3. Still life scenes
Still life could include lots of different types of shots — from bright and airy top-down shots of a lovely salad or, to product photos of your laptop, games controller, new shoes or indeed anything you think could photograph well. You could even just grab a nice selection of things from around your house that, when artfully arranged, could make for a nice image.
The lighting principles are much the same as with your portraits. Use windows where possible as these likely provide the biggest, brightest light sources in your house. Food photographers regularly use natural light in their imagery to keep that realistic lifestyle look to their shots. Play around with where you’re positioning your subjects and try shooting from different angles to get the light in just the right place.
4. Make a short film
Making a short film can be great fun as you have to think about multiple different elements of production. First, of course, is what your film should be about. Maybe you want to try and film a gritty crime drama with your family as the cast. Perhaps it’s about your pet cat and the things they get up to during the day.
My short film was all about the process of making a lovely cup of tea. After deciding on what film I wanted to make, I then thought about what steps would be involved in filming the process. For your crime drama, this would be when you’re writing a script and working out what shots you need to get to put it all together.
Making a cup of tea is a very formulaic process, so knowing what to film was easy: filling the kettle with water, waiting for it to boil, pouring the water and so on. I added some extra scene-setting footage at the beginning and an ending shot of me enjoying the tea I’d made.

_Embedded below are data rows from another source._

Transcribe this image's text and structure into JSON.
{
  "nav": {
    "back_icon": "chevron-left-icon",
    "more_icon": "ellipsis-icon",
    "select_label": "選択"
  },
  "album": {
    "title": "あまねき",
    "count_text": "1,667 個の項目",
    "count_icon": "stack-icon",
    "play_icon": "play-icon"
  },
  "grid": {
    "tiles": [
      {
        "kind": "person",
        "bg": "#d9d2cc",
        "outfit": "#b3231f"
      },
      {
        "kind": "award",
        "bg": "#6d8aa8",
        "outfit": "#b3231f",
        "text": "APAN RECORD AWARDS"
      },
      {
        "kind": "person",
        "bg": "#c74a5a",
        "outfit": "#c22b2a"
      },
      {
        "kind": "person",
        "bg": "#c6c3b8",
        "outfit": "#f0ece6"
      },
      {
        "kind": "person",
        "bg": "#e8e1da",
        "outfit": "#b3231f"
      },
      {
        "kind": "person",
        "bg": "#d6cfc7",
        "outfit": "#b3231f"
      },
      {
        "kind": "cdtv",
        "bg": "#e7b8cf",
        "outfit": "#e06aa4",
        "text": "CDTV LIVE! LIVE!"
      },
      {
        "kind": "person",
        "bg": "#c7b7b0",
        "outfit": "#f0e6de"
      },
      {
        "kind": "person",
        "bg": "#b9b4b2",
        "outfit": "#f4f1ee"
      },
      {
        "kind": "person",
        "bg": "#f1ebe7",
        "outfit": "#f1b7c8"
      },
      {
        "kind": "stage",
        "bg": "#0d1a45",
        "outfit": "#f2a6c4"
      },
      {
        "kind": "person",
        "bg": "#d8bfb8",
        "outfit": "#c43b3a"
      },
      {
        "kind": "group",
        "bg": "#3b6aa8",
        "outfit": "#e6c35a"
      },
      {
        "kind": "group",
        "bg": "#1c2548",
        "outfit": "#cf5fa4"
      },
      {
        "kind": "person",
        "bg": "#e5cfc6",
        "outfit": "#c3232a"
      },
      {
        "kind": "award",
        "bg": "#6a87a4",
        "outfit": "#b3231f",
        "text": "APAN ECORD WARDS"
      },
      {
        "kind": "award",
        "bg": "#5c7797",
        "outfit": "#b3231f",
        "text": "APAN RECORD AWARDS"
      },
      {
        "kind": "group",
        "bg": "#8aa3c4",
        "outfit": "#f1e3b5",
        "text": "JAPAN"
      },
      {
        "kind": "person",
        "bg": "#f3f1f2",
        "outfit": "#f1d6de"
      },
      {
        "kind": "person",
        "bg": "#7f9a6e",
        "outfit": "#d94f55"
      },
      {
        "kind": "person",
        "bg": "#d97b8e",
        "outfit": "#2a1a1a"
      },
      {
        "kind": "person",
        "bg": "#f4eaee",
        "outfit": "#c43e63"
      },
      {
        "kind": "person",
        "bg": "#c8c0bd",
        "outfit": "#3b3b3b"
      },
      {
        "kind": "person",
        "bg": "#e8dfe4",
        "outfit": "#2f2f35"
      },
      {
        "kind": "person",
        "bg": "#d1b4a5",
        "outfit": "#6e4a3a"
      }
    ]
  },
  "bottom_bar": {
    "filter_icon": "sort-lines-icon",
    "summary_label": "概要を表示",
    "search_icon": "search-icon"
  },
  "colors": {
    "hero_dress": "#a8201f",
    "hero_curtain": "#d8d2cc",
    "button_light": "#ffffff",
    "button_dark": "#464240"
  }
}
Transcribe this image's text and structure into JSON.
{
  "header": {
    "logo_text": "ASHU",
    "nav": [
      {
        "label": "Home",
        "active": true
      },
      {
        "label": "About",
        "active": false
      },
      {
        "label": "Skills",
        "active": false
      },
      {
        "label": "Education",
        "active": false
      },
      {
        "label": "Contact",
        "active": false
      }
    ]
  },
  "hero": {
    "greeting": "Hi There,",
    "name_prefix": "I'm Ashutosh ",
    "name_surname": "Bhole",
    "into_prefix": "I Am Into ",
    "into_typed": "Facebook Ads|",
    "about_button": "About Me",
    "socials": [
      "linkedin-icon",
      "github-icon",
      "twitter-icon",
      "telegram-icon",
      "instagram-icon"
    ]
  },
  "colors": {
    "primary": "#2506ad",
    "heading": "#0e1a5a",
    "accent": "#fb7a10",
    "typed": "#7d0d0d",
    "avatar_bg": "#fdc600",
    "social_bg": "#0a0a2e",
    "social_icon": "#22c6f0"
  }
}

It was shot entirely on my iPhone 11 Pro, using an Edelkrone slider that lets you create smooth, sliding motion to your shots and an anamorphic lens by Moment, to give that cinematic wide aspect ratio look. I edited it in Adobe Premiere on my MacBook Pro ($900 at Back Market), but you could easily edit your own film in iMovie directly on your iPhone or using Adobe Premiere Rush on your Android phone.
I really enjoyed the process as it forced me to think not only about angles and lighting as I would in my normal photography, but also about how to visually tell a story that made sense to someone watching. It was great fun trying to be more experimental with my shooting and editing style, too, so it was definitely a great way to spend a few hours at home on a quiet afternoon.
5. Work on your editing
You might not be able to go out and shoot a whole series of new images, but that doesn’t mean you can’t make great use of images you’ve already taken.
Both the Android and iOS app stores are full of apps that offer a wealth of creative editing options for your images, with a seemingly infinite number of filters, frames and funky flair you can apply.
Snapseed is a favorite of mine and it’s free on both platforms. It has a variety of color filters available (including ones that give your scene a punchy “HDR” look as well as more vintage tone options) but it also provides more in-depth editing tools such as the ability to selectively paint brightness into just the areas you want. You can also get more creative with apps like Photofox and Bazaart, both of which I used to create the self portrait at the top of this article.
My advice is to have a browse through your gallery on your phone, looking back at the weeks, months or years of shots you’ve taken. Mark the ones that really stand out as your favorites, then settle down onto your sofa with your drink of choice, fire up some editing apps and go to town on your shots.
Not only might you breathe some creative new life into photos you’d long since forgotten about, but you may also learn some valuable new techniques to put into action when you’re finally able to get out shooting again.